§ **Problem requirements**:
Locate every line in the records below that holds the word "title" and return each one.

§ **Material provided**:
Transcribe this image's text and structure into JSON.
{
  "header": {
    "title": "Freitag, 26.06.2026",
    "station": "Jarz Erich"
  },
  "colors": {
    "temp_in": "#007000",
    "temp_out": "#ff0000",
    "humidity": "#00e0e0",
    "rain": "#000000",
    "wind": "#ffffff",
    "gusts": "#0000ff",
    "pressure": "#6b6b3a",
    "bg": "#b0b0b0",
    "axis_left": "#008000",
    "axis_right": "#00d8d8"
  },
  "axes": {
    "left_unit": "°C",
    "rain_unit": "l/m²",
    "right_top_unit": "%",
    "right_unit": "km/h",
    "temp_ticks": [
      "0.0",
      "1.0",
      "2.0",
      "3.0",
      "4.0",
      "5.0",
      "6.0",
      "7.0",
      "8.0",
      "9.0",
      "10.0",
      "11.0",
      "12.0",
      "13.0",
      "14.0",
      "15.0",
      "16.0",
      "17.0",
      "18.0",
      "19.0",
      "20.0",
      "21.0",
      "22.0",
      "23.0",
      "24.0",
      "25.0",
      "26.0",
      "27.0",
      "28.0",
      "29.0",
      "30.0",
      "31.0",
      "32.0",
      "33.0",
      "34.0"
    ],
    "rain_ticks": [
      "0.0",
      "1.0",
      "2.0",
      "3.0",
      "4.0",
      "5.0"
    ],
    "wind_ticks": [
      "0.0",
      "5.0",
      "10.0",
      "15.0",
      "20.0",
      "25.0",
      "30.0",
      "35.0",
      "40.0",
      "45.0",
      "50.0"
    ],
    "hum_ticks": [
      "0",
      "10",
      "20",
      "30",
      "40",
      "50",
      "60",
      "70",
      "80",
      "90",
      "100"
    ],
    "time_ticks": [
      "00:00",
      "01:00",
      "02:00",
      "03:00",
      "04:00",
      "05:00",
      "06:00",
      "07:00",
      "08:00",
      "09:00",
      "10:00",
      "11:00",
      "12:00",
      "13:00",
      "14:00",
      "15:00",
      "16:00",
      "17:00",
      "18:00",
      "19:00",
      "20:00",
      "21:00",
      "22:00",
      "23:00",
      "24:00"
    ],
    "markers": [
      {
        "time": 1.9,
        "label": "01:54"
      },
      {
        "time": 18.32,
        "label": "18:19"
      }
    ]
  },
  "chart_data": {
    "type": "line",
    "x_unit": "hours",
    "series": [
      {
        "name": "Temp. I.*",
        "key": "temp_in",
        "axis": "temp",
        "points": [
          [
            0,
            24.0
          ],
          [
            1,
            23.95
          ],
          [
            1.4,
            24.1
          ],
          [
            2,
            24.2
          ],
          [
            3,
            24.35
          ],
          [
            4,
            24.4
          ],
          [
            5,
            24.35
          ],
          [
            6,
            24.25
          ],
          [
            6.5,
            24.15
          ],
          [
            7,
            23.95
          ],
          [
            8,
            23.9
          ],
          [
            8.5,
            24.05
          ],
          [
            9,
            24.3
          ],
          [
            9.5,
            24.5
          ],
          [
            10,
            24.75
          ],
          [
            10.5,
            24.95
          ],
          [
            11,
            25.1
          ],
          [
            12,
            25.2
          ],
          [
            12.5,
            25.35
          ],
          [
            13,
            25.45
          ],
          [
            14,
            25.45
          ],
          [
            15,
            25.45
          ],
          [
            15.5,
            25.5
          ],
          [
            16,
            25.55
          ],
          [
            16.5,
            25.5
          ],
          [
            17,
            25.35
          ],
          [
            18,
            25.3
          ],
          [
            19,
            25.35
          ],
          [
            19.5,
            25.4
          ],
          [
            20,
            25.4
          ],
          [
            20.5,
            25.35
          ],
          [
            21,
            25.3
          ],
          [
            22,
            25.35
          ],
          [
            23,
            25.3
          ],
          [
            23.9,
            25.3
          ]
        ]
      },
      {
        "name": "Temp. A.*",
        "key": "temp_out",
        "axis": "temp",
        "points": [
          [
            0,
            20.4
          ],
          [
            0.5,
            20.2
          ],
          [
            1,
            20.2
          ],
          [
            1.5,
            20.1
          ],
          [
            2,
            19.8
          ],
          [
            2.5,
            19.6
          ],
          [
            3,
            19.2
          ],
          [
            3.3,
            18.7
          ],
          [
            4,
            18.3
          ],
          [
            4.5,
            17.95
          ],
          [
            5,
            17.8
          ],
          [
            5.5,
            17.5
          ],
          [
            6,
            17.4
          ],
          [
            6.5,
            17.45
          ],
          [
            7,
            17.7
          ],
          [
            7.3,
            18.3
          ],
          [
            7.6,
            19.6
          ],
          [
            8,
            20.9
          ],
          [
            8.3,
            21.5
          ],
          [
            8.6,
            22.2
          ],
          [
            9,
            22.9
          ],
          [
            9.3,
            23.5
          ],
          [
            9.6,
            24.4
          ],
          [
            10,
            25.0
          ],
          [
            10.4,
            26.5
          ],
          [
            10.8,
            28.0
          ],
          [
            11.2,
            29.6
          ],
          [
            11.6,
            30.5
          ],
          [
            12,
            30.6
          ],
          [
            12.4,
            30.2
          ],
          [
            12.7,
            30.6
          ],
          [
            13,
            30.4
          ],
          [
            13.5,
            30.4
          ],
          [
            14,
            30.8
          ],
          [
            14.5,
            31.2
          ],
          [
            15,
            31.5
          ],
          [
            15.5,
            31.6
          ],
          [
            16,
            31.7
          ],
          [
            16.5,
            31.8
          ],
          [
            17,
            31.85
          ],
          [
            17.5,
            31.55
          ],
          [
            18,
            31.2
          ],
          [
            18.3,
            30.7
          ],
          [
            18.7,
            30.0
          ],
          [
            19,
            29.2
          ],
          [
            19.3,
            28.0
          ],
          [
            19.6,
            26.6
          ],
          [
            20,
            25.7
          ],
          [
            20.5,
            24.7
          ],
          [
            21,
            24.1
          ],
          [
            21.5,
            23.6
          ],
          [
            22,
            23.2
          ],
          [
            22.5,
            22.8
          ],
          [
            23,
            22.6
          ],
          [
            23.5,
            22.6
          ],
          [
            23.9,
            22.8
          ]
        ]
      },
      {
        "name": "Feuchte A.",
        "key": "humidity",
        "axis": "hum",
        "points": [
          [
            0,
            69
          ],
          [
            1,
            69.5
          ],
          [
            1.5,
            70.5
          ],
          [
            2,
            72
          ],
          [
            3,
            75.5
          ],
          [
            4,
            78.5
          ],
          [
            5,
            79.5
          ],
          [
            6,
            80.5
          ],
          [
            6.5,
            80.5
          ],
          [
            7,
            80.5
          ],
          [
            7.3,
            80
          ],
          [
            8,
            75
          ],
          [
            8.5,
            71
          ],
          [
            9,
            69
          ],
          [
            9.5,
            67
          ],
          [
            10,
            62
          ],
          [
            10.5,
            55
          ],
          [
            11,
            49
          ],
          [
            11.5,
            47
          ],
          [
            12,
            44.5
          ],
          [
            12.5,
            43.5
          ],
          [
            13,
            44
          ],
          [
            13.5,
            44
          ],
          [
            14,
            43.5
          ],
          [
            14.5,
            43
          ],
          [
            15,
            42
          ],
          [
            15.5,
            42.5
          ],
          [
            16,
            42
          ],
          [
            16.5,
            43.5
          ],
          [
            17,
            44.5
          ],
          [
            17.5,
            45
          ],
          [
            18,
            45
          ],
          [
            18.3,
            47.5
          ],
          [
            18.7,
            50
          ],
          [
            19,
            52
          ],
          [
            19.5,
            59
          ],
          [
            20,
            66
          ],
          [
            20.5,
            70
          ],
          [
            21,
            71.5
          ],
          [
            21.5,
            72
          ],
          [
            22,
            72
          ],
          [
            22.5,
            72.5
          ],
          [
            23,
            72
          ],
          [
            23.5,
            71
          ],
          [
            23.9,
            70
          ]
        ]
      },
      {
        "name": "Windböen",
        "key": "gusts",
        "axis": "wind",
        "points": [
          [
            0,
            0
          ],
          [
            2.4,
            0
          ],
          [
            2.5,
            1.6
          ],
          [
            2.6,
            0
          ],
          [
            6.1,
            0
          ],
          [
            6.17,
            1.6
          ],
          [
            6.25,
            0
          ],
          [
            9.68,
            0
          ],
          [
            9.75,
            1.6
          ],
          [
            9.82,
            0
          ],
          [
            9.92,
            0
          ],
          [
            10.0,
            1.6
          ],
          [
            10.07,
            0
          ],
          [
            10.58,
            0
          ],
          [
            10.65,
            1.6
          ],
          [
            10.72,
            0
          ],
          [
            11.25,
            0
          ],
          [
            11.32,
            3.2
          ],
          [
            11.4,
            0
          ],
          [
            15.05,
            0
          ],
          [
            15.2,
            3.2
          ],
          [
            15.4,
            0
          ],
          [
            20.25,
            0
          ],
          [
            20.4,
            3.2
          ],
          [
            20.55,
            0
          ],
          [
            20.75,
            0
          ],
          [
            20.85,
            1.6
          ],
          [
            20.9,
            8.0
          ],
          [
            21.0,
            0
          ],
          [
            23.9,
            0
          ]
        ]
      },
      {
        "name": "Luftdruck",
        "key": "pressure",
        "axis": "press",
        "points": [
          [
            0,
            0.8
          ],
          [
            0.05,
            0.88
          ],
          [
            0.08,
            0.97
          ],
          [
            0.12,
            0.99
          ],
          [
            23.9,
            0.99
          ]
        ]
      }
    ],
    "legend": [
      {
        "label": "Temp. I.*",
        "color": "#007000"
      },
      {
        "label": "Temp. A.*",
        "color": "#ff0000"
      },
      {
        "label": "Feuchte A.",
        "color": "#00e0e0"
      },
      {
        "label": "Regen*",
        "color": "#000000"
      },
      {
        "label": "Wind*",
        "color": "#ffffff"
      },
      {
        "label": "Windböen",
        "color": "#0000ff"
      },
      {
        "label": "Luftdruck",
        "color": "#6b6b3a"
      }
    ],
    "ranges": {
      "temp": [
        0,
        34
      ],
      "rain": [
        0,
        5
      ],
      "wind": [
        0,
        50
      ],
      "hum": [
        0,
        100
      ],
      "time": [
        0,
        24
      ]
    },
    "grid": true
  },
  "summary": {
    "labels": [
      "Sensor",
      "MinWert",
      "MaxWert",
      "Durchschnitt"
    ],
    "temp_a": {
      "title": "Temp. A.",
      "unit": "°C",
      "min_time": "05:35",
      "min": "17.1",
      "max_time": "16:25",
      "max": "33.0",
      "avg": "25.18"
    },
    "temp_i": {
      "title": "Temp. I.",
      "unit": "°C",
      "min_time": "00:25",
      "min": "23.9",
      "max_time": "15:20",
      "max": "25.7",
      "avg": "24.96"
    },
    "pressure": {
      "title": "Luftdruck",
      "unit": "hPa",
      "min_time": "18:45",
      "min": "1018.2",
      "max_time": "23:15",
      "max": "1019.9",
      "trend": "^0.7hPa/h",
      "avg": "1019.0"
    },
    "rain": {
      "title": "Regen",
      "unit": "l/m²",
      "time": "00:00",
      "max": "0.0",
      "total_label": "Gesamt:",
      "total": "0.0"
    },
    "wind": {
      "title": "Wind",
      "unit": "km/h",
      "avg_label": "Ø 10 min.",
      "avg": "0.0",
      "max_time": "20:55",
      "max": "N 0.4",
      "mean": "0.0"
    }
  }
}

§ **Expected answer**:
    "title": "Freitag, 26.06.2026",
      "title": "Temp. A.",
      "title": "Temp. I.",
      "title": "Luftdruck",
      "title": "Regen",
      "title": "Wind",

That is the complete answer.